While the cable industry is understandably excited about its joint venture with Sprint Nextel and how that will facilitate the quadruple play, some people insist on throwing in a reality blanket. One them is Jenny Fielding, COO of Switch-Mobile, whose company is opening a back door for cable operators to quietly slide into the mobile services without the fourplay.
"We see ourselves as an intermediary in this time of flux," Fielding said. "We’ve been talking to the cable operators because I think a lot of people aren’t ready to make that switch" from their mobile service to a cable mobile offering.
Most cellular plans come with contracts and equipment deals that Gorilla glue consumers to carriers. Even the most willing players, eyes alight with the possibilities offered by cable operators and their friends at Sprint, might not be free to make the move over to the dark side without incurring hassle and penalties.
So why not, in the parlance of sports, take what the opposition is offering? Let the consumers keep their cell service, but find a way to dig into that service, Fielding said. Switch-Mobile burrows in with cheap international calling.
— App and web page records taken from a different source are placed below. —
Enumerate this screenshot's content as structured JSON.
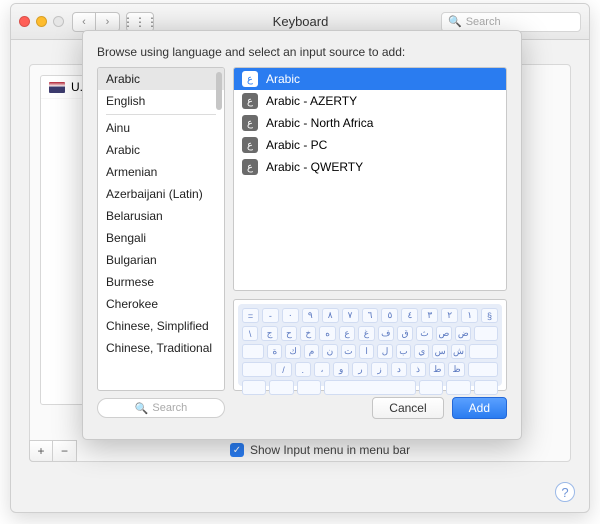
{
  "window": {
    "title": "Keyboard",
    "search_placeholder": "Search",
    "back_glyph": "‹",
    "fwd_glyph": "›",
    "grid_glyph": "⋮⋮⋮",
    "mag_glyph": "🔍"
  },
  "mainlist": {
    "items": [
      {
        "label": "U.S."
      }
    ],
    "plus": "+",
    "minus": "−"
  },
  "show_menu": {
    "check": "✓",
    "label": "Show Input menu in menu bar"
  },
  "sheet": {
    "prompt": "Browse using language and select an input source to add:",
    "languages_top": [
      {
        "label": "Arabic",
        "selected": true
      },
      {
        "label": "English"
      }
    ],
    "languages_rest": [
      {
        "label": "Ainu"
      },
      {
        "label": "Arabic"
      },
      {
        "label": "Armenian"
      },
      {
        "label": "Azerbaijani (Latin)"
      },
      {
        "label": "Belarusian"
      },
      {
        "label": "Bengali"
      },
      {
        "label": "Bulgarian"
      },
      {
        "label": "Burmese"
      },
      {
        "label": "Cherokee"
      },
      {
        "label": "Chinese, Simplified"
      },
      {
        "label": "Chinese, Traditional"
      }
    ],
    "sources": [
      {
        "label": "Arabic",
        "selected": true
      },
      {
        "label": "Arabic - AZERTY"
      },
      {
        "label": "Arabic - North Africa"
      },
      {
        "label": "Arabic - PC"
      },
      {
        "label": "Arabic - QWERTY"
      }
    ],
    "source_glyph": "ع",
    "keyboard_rows": [
      [
        "§",
        "١",
        "٢",
        "٣",
        "٤",
        "٥",
        "٦",
        "٧",
        "٨",
        "٩",
        "٠",
        "-",
        "="
      ],
      [
        "ض",
        "ص",
        "ث",
        "ق",
        "ف",
        "غ",
        "ع",
        "ه",
        "خ",
        "ح",
        "ج",
        "\\"
      ],
      [
        "ش",
        "س",
        "ي",
        "ب",
        "ل",
        "ا",
        "ت",
        "ن",
        "م",
        "ك",
        "ة"
      ],
      [
        "ظ",
        "ط",
        "ذ",
        "د",
        "ز",
        "ر",
        "و",
        "،",
        ".",
        "/"
      ]
    ],
    "search_placeholder": "Search",
    "cancel": "Cancel",
    "add": "Add"
  },
  "help_glyph": "?"
}
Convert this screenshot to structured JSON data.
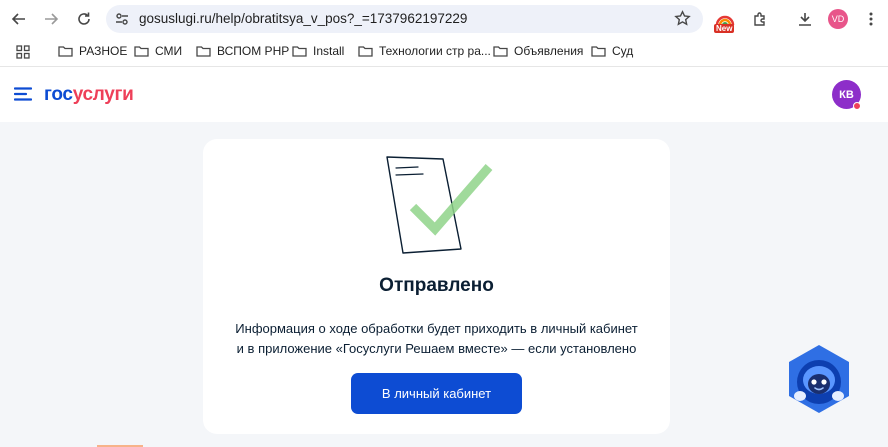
{
  "browser": {
    "url": "gosuslugi.ru/help/obratitsya_v_pos?_=1737962197229",
    "extension_badge": "New",
    "profile_initials": "VD"
  },
  "bookmarks": [
    {
      "label": "РАЗНОЕ"
    },
    {
      "label": "СМИ"
    },
    {
      "label": "ВСПОМ PHP"
    },
    {
      "label": "Install"
    },
    {
      "label": "Технологии стр ра..."
    },
    {
      "label": "Объявления"
    },
    {
      "label": "Суд"
    }
  ],
  "site": {
    "logo_part1": "гос",
    "logo_part2": "услуги",
    "avatar_initials": "КВ"
  },
  "card": {
    "title": "Отправлено",
    "desc_line1": "Информация о ходе обработки будет приходить в личный кабинет",
    "desc_line2": "и в приложение «Госуслуги Решаем вместе» — если установлено",
    "button_label": "В личный кабинет"
  },
  "colors": {
    "brand_blue": "#0d4cd3",
    "brand_red": "#ee3f58",
    "avatar_purple": "#8d2ec9",
    "page_bg": "#f4f6f9"
  }
}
Rebrand of brothers "The idea is to have the cable operators use their existing VoIP system and run it through our application and rebrand it. That would give them an in, a first step to get them on a mobile phone, getting them on the radar of the consumer in terms of mobile and then eventually making the switch," Fielding said.
It’s a niche application and one that might – especially if it’s successful in attracting mobile customers to cable – have a short life span. Fielding looks at it another way, however.
"People are moving away from landlines, and they want everything on their mobile," she said. "They used to run home to make international calls on their landlines because it was so cheap. Now they want to use their mobile phone, and they don’t way to pay $1.49 to call the UK, so there’s a gap there that can be filled." Handling the heavy lifting Switch-Mobile would handle the heavy lifting with a java application that’s downloaded onto the phone. When a subscriber makes an international call, the application opens a local dial-in number, and that call is then shipped via Switch-Mobile’s VoIP system at a much lower per-minute rate.
"We would license that technology to the cable companies," she said. "The cable operator would rebrand it; they would send out a text message that would go to the phone, and you, as a mobile customer, would download the app onto your phone, and it would all come in your monthly bundled bill" from the cable operator.
The idea is innovative, but "it actually is pretty simple," said Fielding, noting that Switch-Mobile has been in discussions with cable operators. "We call it the electronic calling card. It really is that easy." – Jim Barthold